### The task
Among the lines below, how many carry the string "name"? Reply with a number and nothing else.

### Records shown
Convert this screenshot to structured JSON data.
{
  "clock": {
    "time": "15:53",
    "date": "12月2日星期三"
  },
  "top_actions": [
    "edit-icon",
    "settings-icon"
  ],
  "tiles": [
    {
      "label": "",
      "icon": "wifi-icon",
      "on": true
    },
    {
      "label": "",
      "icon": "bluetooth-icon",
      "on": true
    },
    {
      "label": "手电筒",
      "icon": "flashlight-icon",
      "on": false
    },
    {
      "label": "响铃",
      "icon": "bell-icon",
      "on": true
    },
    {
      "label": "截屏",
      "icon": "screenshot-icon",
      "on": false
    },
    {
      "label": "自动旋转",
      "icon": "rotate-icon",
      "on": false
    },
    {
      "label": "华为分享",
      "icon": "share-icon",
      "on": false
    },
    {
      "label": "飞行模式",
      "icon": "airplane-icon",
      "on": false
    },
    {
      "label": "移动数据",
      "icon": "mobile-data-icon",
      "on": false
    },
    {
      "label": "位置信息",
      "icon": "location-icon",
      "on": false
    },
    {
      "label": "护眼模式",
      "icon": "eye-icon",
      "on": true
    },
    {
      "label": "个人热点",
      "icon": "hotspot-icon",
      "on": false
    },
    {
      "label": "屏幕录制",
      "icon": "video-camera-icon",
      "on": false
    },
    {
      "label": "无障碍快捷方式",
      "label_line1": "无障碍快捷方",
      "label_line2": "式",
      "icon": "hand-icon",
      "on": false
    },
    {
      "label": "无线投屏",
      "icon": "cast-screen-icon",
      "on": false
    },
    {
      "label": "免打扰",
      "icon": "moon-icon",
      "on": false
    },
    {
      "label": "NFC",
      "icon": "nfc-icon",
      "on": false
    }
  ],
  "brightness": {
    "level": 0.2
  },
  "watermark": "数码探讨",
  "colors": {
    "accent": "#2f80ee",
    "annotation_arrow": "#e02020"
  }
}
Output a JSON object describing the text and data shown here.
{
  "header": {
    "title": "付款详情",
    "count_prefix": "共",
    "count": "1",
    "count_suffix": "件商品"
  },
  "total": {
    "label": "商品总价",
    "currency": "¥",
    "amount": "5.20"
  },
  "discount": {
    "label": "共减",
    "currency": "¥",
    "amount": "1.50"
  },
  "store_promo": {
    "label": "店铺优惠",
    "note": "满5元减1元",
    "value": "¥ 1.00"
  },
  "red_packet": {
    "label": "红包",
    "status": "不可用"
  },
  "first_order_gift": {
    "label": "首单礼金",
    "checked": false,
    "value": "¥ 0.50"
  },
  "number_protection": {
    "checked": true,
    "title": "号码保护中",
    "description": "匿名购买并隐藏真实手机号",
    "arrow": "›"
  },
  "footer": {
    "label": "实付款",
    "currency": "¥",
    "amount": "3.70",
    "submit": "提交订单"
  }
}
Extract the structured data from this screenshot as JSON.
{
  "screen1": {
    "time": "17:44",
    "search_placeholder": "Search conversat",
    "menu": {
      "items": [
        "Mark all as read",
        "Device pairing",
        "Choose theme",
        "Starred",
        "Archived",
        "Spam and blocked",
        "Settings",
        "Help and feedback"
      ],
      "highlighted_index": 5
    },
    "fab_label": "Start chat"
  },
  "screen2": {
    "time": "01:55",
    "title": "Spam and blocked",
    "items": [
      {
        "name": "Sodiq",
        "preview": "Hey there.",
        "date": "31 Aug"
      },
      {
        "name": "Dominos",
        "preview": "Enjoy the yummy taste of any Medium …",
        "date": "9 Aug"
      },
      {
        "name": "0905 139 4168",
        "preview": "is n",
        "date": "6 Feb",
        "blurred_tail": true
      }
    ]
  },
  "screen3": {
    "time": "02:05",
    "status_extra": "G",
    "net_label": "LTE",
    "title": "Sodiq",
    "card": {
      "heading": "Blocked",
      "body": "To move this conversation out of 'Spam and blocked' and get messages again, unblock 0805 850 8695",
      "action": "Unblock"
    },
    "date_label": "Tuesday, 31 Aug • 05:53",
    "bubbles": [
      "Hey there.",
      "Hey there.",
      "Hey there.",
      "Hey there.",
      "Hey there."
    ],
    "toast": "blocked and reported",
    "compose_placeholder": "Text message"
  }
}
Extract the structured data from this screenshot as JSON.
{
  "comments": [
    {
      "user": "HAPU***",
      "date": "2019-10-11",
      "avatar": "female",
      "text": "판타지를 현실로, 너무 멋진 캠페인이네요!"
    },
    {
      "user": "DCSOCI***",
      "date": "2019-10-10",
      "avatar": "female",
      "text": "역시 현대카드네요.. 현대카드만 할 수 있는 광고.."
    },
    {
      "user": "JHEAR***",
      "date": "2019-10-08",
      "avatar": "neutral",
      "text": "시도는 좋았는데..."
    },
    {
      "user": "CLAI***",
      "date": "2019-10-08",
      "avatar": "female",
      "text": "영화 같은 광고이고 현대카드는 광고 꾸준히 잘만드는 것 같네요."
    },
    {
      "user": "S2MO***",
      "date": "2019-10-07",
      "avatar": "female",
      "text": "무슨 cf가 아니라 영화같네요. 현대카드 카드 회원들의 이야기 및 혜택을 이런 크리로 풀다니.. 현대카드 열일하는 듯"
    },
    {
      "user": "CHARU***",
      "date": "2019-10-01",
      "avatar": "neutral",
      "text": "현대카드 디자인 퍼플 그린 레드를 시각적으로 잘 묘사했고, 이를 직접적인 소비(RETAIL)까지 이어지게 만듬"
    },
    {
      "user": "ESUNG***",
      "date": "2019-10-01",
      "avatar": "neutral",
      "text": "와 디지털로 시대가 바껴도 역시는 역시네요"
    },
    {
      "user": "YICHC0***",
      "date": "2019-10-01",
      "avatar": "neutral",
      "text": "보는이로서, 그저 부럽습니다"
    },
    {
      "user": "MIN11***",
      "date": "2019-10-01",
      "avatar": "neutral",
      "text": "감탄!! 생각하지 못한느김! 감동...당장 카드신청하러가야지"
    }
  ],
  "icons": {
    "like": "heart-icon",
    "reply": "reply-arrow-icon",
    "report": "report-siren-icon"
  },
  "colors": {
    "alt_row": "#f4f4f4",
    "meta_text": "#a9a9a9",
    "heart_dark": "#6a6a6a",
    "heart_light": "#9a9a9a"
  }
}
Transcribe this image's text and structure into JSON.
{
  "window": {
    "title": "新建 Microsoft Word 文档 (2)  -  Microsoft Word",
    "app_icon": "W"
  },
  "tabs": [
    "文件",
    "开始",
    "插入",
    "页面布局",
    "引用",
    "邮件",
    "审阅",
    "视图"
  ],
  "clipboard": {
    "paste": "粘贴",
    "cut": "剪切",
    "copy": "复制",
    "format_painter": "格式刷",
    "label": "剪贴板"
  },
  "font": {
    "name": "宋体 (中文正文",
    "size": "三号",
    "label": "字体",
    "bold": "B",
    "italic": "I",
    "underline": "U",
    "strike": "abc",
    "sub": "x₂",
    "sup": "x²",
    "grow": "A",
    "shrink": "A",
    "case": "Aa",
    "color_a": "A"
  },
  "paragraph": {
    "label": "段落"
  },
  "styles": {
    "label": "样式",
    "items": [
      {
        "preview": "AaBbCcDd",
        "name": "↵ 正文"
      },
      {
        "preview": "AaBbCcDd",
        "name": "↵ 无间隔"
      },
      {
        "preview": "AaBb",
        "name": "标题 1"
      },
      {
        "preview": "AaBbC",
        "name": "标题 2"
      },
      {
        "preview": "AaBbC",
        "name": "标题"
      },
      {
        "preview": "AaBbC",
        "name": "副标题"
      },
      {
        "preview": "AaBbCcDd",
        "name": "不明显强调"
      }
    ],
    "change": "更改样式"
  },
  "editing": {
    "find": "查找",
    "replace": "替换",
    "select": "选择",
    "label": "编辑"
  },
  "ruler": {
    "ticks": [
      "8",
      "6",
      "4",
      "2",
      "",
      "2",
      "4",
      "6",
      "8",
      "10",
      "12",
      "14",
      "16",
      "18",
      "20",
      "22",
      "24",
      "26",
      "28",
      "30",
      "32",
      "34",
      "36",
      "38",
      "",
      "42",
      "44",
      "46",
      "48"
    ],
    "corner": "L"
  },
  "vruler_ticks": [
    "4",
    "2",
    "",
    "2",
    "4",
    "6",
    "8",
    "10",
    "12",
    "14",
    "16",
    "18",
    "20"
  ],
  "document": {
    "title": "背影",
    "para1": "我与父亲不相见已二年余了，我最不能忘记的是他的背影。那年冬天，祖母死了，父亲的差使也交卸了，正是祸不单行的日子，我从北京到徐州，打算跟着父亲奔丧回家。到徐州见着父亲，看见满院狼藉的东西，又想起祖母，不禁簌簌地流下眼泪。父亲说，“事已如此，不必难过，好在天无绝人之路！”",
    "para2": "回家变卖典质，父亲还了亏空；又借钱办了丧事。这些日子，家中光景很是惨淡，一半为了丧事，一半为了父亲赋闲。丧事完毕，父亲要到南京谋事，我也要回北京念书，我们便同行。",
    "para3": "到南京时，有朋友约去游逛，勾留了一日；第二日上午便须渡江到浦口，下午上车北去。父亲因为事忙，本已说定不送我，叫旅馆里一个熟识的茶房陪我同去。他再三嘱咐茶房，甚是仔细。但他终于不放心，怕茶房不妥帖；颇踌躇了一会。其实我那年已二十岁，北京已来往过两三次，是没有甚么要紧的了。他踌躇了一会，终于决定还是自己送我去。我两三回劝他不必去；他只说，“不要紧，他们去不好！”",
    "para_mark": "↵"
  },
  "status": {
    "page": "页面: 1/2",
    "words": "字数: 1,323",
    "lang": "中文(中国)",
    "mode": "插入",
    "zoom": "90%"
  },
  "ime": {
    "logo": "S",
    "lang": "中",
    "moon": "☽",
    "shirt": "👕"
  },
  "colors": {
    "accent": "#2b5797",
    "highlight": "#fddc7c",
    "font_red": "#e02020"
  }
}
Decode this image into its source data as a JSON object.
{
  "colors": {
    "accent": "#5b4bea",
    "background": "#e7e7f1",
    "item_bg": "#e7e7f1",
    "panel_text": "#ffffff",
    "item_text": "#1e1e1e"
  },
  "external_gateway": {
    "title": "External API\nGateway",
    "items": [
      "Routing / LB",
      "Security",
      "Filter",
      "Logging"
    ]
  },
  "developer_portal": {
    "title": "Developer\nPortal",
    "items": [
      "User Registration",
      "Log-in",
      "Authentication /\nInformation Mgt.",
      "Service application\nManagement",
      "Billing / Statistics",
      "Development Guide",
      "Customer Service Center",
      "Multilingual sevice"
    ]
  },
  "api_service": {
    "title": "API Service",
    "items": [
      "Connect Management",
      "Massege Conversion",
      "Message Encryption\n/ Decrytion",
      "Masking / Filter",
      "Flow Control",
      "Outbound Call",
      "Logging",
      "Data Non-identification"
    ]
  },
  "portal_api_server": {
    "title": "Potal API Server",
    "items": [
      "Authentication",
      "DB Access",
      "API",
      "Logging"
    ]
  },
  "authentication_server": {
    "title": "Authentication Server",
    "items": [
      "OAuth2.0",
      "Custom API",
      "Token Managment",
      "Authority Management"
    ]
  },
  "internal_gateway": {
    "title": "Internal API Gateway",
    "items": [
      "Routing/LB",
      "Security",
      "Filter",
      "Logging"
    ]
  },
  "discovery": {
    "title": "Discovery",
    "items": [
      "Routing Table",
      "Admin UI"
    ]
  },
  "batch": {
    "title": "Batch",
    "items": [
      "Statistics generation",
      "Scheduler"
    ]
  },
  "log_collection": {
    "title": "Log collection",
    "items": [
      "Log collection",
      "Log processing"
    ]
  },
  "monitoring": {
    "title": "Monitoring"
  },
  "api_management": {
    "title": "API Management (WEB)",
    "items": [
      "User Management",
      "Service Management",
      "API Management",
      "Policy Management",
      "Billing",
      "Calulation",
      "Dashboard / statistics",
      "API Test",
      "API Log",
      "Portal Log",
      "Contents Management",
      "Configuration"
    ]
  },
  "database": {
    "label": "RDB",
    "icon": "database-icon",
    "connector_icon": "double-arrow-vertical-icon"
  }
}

### Expected answer
11